[Website and app data records]
★ ★ ★
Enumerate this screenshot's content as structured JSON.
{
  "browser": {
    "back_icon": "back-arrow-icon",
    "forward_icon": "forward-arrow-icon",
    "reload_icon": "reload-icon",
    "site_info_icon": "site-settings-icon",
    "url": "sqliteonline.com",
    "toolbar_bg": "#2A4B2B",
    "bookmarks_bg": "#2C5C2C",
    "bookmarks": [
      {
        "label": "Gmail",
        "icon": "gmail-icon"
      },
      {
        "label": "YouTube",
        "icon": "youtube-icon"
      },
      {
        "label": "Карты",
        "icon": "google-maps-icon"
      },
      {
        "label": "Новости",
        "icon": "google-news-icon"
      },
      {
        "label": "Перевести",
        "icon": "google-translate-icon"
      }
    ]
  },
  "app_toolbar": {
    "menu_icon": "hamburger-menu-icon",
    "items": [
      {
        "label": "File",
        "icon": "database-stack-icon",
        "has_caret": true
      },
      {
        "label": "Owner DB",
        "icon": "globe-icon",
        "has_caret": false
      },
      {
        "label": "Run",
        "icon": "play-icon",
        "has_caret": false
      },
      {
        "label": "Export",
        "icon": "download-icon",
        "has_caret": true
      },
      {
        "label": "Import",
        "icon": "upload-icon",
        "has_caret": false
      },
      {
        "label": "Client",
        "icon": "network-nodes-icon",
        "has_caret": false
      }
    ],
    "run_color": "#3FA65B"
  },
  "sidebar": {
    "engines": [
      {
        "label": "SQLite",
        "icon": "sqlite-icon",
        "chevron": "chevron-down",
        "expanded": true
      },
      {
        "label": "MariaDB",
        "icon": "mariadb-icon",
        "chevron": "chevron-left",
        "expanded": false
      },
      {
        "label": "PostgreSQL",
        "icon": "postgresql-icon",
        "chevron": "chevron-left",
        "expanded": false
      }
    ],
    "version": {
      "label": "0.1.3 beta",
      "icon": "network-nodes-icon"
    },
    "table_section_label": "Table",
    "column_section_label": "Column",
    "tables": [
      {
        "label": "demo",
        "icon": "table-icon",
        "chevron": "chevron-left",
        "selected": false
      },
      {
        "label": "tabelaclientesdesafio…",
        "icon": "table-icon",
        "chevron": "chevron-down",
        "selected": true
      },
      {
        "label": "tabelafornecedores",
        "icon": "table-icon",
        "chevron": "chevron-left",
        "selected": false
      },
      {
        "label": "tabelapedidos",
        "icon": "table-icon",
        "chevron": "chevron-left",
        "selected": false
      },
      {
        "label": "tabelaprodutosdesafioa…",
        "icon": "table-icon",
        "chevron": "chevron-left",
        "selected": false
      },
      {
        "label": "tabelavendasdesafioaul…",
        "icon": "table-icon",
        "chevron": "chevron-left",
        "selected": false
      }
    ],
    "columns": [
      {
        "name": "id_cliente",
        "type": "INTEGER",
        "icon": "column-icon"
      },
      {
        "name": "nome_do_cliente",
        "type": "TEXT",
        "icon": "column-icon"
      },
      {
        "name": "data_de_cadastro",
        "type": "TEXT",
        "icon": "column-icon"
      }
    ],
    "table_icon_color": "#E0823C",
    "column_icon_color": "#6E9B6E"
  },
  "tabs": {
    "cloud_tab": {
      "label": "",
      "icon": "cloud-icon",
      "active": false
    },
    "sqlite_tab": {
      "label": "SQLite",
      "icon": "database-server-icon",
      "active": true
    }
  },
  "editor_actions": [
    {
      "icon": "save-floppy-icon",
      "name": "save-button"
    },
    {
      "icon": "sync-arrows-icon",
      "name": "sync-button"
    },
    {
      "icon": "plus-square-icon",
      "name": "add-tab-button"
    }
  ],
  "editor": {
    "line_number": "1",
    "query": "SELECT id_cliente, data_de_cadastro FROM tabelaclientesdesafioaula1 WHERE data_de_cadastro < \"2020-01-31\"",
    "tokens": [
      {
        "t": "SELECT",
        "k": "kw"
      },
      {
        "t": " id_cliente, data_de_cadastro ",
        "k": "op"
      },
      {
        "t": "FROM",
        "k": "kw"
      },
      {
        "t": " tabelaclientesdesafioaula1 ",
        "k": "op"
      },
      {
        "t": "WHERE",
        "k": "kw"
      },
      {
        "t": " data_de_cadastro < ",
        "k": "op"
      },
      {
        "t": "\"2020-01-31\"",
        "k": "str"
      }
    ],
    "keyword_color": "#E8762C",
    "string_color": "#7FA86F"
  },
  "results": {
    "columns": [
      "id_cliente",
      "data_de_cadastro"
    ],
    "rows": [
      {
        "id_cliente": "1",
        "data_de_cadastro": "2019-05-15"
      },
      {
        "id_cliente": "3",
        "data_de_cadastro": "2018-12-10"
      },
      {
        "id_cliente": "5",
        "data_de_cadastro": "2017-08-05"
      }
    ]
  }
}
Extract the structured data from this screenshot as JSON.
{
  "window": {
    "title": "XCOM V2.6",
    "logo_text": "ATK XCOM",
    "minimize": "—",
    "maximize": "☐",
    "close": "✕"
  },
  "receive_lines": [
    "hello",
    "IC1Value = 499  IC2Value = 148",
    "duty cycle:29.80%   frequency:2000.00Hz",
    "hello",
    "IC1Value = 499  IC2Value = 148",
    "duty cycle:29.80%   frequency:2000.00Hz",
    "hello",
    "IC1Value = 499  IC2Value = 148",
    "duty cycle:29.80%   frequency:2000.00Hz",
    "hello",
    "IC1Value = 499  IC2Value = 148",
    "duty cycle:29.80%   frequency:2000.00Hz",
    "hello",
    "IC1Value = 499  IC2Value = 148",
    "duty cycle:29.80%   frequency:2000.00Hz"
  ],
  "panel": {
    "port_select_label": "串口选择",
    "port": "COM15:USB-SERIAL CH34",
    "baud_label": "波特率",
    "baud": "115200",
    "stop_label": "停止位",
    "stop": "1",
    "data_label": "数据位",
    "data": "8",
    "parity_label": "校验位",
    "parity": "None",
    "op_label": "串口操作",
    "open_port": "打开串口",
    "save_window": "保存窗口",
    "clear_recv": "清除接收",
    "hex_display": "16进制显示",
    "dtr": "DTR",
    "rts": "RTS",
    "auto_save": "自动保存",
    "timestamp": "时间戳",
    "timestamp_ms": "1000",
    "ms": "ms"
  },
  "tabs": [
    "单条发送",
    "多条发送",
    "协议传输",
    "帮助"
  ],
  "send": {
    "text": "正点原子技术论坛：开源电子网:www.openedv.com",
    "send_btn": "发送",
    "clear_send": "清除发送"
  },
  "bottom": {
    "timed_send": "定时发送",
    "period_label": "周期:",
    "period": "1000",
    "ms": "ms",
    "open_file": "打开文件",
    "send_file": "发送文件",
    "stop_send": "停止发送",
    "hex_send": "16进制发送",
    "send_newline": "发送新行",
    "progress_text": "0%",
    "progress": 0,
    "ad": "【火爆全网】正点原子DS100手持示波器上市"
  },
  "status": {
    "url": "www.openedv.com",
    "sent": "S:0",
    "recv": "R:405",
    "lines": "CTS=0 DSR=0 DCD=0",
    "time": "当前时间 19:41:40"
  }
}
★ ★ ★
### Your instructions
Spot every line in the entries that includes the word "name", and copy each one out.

### The completed task
        "name": "id_cliente",
        "name": "nome_do_cliente",
        "name": "data_de_cadastro",
      "name": "save-button"
      "name": "sync-button"
      "name": "add-tab-button"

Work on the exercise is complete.